» Provided entries:
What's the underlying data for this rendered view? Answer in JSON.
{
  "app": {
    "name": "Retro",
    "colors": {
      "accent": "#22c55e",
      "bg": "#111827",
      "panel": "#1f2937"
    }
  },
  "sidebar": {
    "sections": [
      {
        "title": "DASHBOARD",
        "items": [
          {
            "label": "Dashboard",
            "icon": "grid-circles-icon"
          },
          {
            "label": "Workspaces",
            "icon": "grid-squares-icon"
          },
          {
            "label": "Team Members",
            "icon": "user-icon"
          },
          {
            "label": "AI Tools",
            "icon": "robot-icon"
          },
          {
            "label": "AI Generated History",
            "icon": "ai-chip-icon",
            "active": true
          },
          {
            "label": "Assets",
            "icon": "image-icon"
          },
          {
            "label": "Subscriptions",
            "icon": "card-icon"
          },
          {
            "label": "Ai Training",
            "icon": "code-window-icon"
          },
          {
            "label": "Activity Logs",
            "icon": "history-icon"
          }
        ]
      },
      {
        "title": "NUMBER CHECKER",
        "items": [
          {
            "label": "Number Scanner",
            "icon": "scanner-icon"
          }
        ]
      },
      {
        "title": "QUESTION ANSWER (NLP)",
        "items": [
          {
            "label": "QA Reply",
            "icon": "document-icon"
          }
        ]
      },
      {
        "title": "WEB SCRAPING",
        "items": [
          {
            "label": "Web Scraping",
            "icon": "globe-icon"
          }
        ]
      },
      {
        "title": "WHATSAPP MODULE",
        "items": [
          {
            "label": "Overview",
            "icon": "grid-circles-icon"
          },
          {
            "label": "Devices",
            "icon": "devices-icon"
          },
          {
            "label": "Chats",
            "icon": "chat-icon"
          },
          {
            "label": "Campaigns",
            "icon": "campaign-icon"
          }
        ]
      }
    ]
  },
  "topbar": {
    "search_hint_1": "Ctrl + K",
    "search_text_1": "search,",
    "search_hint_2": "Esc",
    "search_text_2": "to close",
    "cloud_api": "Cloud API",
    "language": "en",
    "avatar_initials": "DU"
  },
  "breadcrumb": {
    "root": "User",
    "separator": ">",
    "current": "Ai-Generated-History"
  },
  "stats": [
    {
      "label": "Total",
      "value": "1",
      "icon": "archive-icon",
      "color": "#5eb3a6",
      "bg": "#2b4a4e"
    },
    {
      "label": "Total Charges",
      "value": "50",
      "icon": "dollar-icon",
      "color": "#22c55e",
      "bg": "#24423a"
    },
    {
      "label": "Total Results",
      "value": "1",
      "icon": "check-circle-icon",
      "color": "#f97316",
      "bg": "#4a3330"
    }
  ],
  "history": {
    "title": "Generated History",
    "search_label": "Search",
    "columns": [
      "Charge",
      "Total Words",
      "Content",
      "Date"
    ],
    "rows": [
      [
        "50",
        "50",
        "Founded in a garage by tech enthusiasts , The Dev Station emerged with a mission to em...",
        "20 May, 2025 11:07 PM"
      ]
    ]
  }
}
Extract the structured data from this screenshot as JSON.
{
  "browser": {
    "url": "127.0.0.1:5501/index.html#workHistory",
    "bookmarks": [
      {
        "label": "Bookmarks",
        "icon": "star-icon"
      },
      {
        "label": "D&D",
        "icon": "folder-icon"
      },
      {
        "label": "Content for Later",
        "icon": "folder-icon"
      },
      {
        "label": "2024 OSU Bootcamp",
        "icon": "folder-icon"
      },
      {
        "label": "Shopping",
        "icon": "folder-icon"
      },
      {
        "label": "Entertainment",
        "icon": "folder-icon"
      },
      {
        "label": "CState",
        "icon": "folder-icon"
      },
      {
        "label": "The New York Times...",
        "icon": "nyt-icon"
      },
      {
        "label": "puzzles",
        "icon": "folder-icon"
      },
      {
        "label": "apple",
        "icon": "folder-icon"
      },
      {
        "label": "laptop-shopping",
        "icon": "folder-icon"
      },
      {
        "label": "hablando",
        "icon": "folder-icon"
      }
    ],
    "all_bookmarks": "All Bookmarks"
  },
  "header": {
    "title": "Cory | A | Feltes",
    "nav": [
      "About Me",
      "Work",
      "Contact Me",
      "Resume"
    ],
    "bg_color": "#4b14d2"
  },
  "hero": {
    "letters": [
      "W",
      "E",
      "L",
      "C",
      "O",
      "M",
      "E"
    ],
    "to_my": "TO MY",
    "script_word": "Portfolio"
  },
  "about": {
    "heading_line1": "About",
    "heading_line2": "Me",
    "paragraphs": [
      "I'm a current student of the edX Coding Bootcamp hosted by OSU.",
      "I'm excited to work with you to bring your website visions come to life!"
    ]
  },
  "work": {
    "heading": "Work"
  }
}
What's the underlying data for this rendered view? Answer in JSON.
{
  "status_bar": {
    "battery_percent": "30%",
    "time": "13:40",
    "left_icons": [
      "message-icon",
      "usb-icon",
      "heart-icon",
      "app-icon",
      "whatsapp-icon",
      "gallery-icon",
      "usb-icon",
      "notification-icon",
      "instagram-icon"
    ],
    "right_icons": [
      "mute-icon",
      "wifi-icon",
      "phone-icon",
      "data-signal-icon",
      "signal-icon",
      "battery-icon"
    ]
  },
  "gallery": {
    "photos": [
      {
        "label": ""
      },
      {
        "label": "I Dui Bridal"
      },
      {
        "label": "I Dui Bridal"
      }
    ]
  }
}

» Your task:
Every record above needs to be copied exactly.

» Exercise answer:
What's the underlying data for this rendered view? Answer in JSON.
{
  "app": {
    "name": "Retro",
    "colors": {
      "accent": "#22c55e",
      "bg": "#111827",
      "panel": "#1f2937"
    }
  },
  "sidebar": {
    "sections": [
      {
        "title": "DASHBOARD",
        "items": [
          {
            "label": "Dashboard",
            "icon": "grid-circles-icon"
          },
          {
            "label": "Workspaces",
            "icon": "grid-squares-icon"
          },
          {
            "label": "Team Members",
            "icon": "user-icon"
          },
          {
            "label": "AI Tools",
            "icon": "robot-icon"
          },
          {
            "label": "AI Generated History",
            "icon": "ai-chip-icon",
            "active": true
          },
          {
            "label": "Assets",
            "icon": "image-icon"
          },
          {
            "label": "Subscriptions",
            "icon": "card-icon"
          },
          {
            "label": "Ai Training",
            "icon": "code-window-icon"
          },
          {
            "label": "Activity Logs",
            "icon": "history-icon"
          }
        ]
      },
      {
        "title": "NUMBER CHECKER",
        "items": [
          {
            "label": "Number Scanner",
            "icon": "scanner-icon"
          }
        ]
      },
      {
        "title": "QUESTION ANSWER (NLP)",
        "items": [
          {
            "label": "QA Reply",
            "icon": "document-icon"
          }
        ]
      },
      {
        "title": "WEB SCRAPING",
        "items": [
          {
            "label": "Web Scraping",
            "icon": "globe-icon"
          }
        ]
      },
      {
        "title": "WHATSAPP MODULE",
        "items": [
          {
            "label": "Overview",
            "icon": "grid-circles-icon"
          },
          {
            "label": "Devices",
            "icon": "devices-icon"
          },
          {
            "label": "Chats",
            "icon": "chat-icon"
          },
          {
            "label": "Campaigns",
            "icon": "campaign-icon"
          }
        ]
      }
    ]
  },
  "topbar": {
    "search_hint_1": "Ctrl + K",
    "search_text_1": "search,",
    "search_hint_2": "Esc",
    "search_text_2": "to close",
    "cloud_api": "Cloud API",
    "language": "en",
    "avatar_initials": "DU"
  },
  "breadcrumb": {
    "root": "User",
    "separator": ">",
    "current": "Ai-Generated-History"
  },
  "stats": [
    {
      "label": "Total",
      "value": "1",
      "icon": "archive-icon",
      "color": "#5eb3a6",
      "bg": "#2b4a4e"
    },
    {
      "label": "Total Charges",
      "value": "50",
      "icon": "dollar-icon",
      "color": "#22c55e",
      "bg": "#24423a"
    },
    {
      "label": "Total Results",
      "value": "1",
      "icon": "check-circle-icon",
      "color": "#f97316",
      "bg": "#4a3330"
    }
  ],
  "history": {
    "title": "Generated History",
    "search_label": "Search",
    "columns": [
      "Charge",
      "Total Words",
      "Content",
      "Date"
    ],
    "rows": [
      [
        "50",
        "50",
        "Founded in a garage by tech enthusiasts , The Dev Station emerged with a mission to em...",
        "20 May, 2025 11:07 PM"
      ]
    ]
  }
}
Extract the structured data from this screenshot as JSON.
{
  "browser": {
    "url": "127.0.0.1:5501/index.html#workHistory",
    "bookmarks": [
      {
        "label": "Bookmarks",
        "icon": "star-icon"
      },
      {
        "label": "D&D",
        "icon": "folder-icon"
      },
      {
        "label": "Content for Later",
        "icon": "folder-icon"
      },
      {
        "label": "2024 OSU Bootcamp",
        "icon": "folder-icon"
      },
      {
        "label": "Shopping",
        "icon": "folder-icon"
      },
      {
        "label": "Entertainment",
        "icon": "folder-icon"
      },
      {
        "label": "CState",
        "icon": "folder-icon"
      },
      {
        "label": "The New York Times...",
        "icon": "nyt-icon"
      },
      {
        "label": "puzzles",
        "icon": "folder-icon"
      },
      {
        "label": "apple",
        "icon": "folder-icon"
      },
      {
        "label": "laptop-shopping",
        "icon": "folder-icon"
      },
      {
        "label": "hablando",
        "icon": "folder-icon"
      }
    ],
    "all_bookmarks": "All Bookmarks"
  },
  "header": {
    "title": "Cory | A | Feltes",
    "nav": [
      "About Me",
      "Work",
      "Contact Me",
      "Resume"
    ],
    "bg_color": "#4b14d2"
  },
  "hero": {
    "letters": [
      "W",
      "E",
      "L",
      "C",
      "O",
      "M",
      "E"
    ],
    "to_my": "TO MY",
    "script_word": "Portfolio"
  },
  "about": {
    "heading_line1": "About",
    "heading_line2": "Me",
    "paragraphs": [
      "I'm a current student of the edX Coding Bootcamp hosted by OSU.",
      "I'm excited to work with you to bring your website visions come to life!"
    ]
  },
  "work": {
    "heading": "Work"
  }
}
What's the underlying data for this rendered view? Answer in JSON.
{
  "status_bar": {
    "battery_percent": "30%",
    "time": "13:40",
    "left_icons": [
      "message-icon",
      "usb-icon",
      "heart-icon",
      "app-icon",
      "whatsapp-icon",
      "gallery-icon",
      "usb-icon",
      "notification-icon",
      "instagram-icon"
    ],
    "right_icons": [
      "mute-icon",
      "wifi-icon",
      "phone-icon",
      "data-signal-icon",
      "signal-icon",
      "battery-icon"
    ]
  },
  "gallery": {
    "photos": [
      {
        "label": ""
      },
      {
        "label": "I Dui Bridal"
      },
      {
        "label": "I Dui Bridal"
      }
    ]
  }
}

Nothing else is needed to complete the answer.